• DATASET EXCERPTS:
--------------------
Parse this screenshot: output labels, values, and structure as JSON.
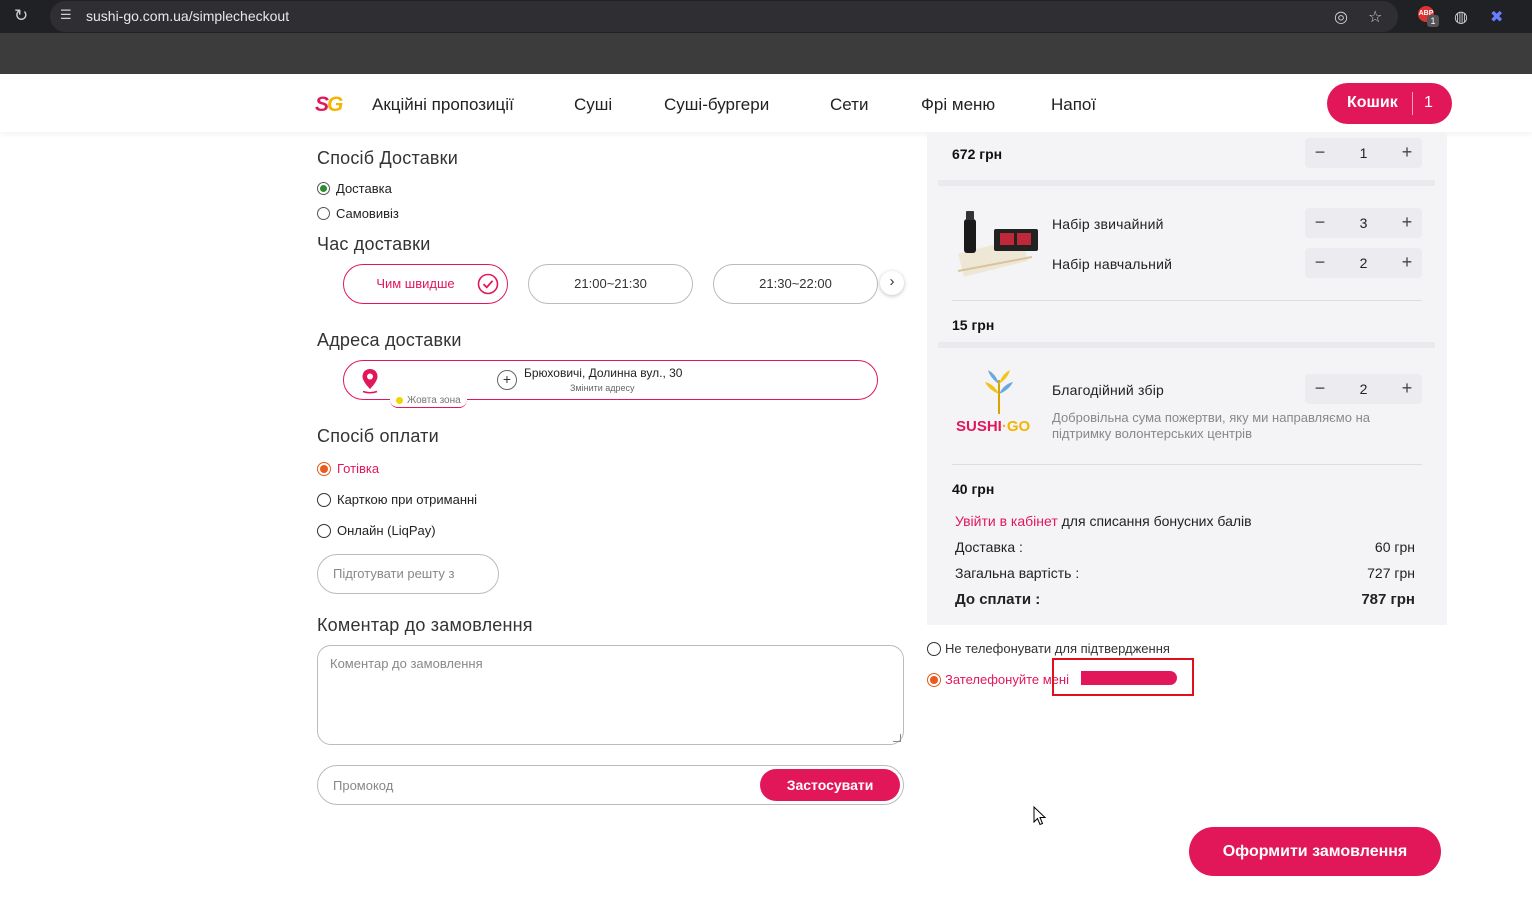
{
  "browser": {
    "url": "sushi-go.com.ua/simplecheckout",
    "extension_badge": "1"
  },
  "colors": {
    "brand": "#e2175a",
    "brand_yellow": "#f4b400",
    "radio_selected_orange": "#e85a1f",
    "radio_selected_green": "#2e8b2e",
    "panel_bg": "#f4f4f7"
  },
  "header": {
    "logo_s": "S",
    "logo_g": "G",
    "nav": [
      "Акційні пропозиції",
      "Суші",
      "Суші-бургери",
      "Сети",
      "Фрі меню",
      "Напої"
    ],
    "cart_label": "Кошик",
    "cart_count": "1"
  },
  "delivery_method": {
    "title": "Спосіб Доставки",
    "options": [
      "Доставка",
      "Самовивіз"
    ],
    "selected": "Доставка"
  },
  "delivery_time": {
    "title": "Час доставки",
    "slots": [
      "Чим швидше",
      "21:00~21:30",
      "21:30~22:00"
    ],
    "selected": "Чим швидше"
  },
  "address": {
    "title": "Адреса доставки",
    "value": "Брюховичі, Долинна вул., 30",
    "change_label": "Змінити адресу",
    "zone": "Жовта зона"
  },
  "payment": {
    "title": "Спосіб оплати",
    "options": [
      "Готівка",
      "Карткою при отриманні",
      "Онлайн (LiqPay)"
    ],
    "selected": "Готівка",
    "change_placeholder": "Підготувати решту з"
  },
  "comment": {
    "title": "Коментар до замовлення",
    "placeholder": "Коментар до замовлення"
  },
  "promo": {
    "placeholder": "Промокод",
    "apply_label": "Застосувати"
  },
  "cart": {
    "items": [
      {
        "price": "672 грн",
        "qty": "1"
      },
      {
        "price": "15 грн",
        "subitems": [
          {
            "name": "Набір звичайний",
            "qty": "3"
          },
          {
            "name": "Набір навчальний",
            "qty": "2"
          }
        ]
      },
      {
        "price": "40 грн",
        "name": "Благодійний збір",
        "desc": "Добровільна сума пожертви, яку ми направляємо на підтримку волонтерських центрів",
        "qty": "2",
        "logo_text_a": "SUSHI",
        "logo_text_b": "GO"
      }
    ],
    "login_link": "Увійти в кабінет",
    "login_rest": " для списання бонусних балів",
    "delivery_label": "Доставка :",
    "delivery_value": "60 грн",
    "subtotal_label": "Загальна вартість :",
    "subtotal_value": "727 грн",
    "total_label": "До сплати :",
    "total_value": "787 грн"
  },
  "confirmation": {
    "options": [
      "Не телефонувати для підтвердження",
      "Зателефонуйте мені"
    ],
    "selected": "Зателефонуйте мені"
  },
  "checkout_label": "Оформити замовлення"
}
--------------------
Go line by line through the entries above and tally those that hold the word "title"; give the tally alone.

• WRITTEN ANSWER:
5